= WORK TO BE COMPLETED =
Every line of the material below should be repeated exactly.

= INPUT DATA =
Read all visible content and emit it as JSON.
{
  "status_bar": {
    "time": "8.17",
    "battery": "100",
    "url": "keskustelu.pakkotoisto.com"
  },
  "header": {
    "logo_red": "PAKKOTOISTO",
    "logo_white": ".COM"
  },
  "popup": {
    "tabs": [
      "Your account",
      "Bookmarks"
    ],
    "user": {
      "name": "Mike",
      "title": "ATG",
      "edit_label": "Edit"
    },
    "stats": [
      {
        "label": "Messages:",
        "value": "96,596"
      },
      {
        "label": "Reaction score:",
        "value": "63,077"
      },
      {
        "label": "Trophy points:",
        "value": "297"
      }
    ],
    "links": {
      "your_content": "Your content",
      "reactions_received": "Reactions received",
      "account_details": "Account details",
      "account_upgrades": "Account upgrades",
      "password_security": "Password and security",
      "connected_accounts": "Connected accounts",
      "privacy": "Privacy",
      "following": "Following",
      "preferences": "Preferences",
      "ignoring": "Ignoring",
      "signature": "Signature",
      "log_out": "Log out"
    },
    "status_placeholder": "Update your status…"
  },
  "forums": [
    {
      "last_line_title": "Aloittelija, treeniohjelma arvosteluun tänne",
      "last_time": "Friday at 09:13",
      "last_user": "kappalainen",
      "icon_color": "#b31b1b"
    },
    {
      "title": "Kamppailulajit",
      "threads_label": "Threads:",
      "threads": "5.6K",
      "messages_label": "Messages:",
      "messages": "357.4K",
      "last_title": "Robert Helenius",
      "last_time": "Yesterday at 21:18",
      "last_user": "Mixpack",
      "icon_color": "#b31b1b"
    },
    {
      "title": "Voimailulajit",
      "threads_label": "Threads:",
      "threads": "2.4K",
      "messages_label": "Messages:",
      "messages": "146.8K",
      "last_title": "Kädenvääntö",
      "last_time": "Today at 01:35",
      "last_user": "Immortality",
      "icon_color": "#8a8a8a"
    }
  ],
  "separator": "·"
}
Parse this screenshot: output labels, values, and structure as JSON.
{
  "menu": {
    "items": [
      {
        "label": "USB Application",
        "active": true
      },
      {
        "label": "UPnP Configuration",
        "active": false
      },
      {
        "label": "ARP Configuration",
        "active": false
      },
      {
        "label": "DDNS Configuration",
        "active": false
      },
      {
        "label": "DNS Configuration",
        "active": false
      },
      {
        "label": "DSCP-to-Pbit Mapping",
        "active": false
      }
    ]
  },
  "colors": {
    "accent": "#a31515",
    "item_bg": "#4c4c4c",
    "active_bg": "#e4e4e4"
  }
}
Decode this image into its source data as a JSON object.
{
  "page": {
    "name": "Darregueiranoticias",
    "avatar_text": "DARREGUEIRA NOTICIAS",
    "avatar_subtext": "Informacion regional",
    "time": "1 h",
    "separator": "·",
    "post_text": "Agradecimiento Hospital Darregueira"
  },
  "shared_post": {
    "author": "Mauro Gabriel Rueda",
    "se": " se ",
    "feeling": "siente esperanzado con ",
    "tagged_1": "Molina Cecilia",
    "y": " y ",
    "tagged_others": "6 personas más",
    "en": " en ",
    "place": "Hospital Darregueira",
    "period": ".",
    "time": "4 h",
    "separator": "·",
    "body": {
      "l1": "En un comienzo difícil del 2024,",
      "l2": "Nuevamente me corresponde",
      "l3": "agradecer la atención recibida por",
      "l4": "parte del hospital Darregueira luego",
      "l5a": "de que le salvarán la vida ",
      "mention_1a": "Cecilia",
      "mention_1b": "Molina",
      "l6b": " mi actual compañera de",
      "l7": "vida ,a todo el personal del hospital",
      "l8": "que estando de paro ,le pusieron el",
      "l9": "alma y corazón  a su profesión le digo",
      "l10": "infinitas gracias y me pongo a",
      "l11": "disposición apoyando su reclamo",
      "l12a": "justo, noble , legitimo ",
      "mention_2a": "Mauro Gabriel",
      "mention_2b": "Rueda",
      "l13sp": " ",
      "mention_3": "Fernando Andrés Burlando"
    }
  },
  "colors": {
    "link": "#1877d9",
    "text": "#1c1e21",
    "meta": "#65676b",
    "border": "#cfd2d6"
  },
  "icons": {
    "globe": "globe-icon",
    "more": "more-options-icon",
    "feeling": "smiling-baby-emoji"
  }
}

= EXERCISE SOLUTION =
Read all visible content and emit it as JSON.
{
  "status_bar": {
    "time": "8.17",
    "battery": "100",
    "url": "keskustelu.pakkotoisto.com"
  },
  "header": {
    "logo_red": "PAKKOTOISTO",
    "logo_white": ".COM"
  },
  "popup": {
    "tabs": [
      "Your account",
      "Bookmarks"
    ],
    "user": {
      "name": "Mike",
      "title": "ATG",
      "edit_label": "Edit"
    },
    "stats": [
      {
        "label": "Messages:",
        "value": "96,596"
      },
      {
        "label": "Reaction score:",
        "value": "63,077"
      },
      {
        "label": "Trophy points:",
        "value": "297"
      }
    ],
    "links": {
      "your_content": "Your content",
      "reactions_received": "Reactions received",
      "account_details": "Account details",
      "account_upgrades": "Account upgrades",
      "password_security": "Password and security",
      "connected_accounts": "Connected accounts",
      "privacy": "Privacy",
      "following": "Following",
      "preferences": "Preferences",
      "ignoring": "Ignoring",
      "signature": "Signature",
      "log_out": "Log out"
    },
    "status_placeholder": "Update your status…"
  },
  "forums": [
    {
      "last_line_title": "Aloittelija, treeniohjelma arvosteluun tänne",
      "last_time": "Friday at 09:13",
      "last_user": "kappalainen",
      "icon_color": "#b31b1b"
    },
    {
      "title": "Kamppailulajit",
      "threads_label": "Threads:",
      "threads": "5.6K",
      "messages_label": "Messages:",
      "messages": "357.4K",
      "last_title": "Robert Helenius",
      "last_time": "Yesterday at 21:18",
      "last_user": "Mixpack",
      "icon_color": "#b31b1b"
    },
    {
      "title": "Voimailulajit",
      "threads_label": "Threads:",
      "threads": "2.4K",
      "messages_label": "Messages:",
      "messages": "146.8K",
      "last_title": "Kädenvääntö",
      "last_time": "Today at 01:35",
      "last_user": "Immortality",
      "icon_color": "#8a8a8a"
    }
  ],
  "separator": "·"
}
Parse this screenshot: output labels, values, and structure as JSON.
{
  "menu": {
    "items": [
      {
        "label": "USB Application",
        "active": true
      },
      {
        "label": "UPnP Configuration",
        "active": false
      },
      {
        "label": "ARP Configuration",
        "active": false
      },
      {
        "label": "DDNS Configuration",
        "active": false
      },
      {
        "label": "DNS Configuration",
        "active": false
      },
      {
        "label": "DSCP-to-Pbit Mapping",
        "active": false
      }
    ]
  },
  "colors": {
    "accent": "#a31515",
    "item_bg": "#4c4c4c",
    "active_bg": "#e4e4e4"
  }
}
Decode this image into its source data as a JSON object.
{
  "page": {
    "name": "Darregueiranoticias",
    "avatar_text": "DARREGUEIRA NOTICIAS",
    "avatar_subtext": "Informacion regional",
    "time": "1 h",
    "separator": "·",
    "post_text": "Agradecimiento Hospital Darregueira"
  },
  "shared_post": {
    "author": "Mauro Gabriel Rueda",
    "se": " se ",
    "feeling": "siente esperanzado con ",
    "tagged_1": "Molina Cecilia",
    "y": " y ",
    "tagged_others": "6 personas más",
    "en": " en ",
    "place": "Hospital Darregueira",
    "period": ".",
    "time": "4 h",
    "separator": "·",
    "body": {
      "l1": "En un comienzo difícil del 2024,",
      "l2": "Nuevamente me corresponde",
      "l3": "agradecer la atención recibida por",
      "l4": "parte del hospital Darregueira luego",
      "l5a": "de que le salvarán la vida ",
      "mention_1a": "Cecilia",
      "mention_1b": "Molina",
      "l6b": " mi actual compañera de",
      "l7": "vida ,a todo el personal del hospital",
      "l8": "que estando de paro ,le pusieron el",
      "l9": "alma y corazón  a su profesión le digo",
      "l10": "infinitas gracias y me pongo a",
      "l11": "disposición apoyando su reclamo",
      "l12a": "justo, noble , legitimo ",
      "mention_2a": "Mauro Gabriel",
      "mention_2b": "Rueda",
      "l13sp": " ",
      "mention_3": "Fernando Andrés Burlando"
    }
  },
  "colors": {
    "link": "#1877d9",
    "text": "#1c1e21",
    "meta": "#65676b",
    "border": "#cfd2d6"
  },
  "icons": {
    "globe": "globe-icon",
    "more": "more-options-icon",
    "feeling": "smiling-baby-emoji"
  }
}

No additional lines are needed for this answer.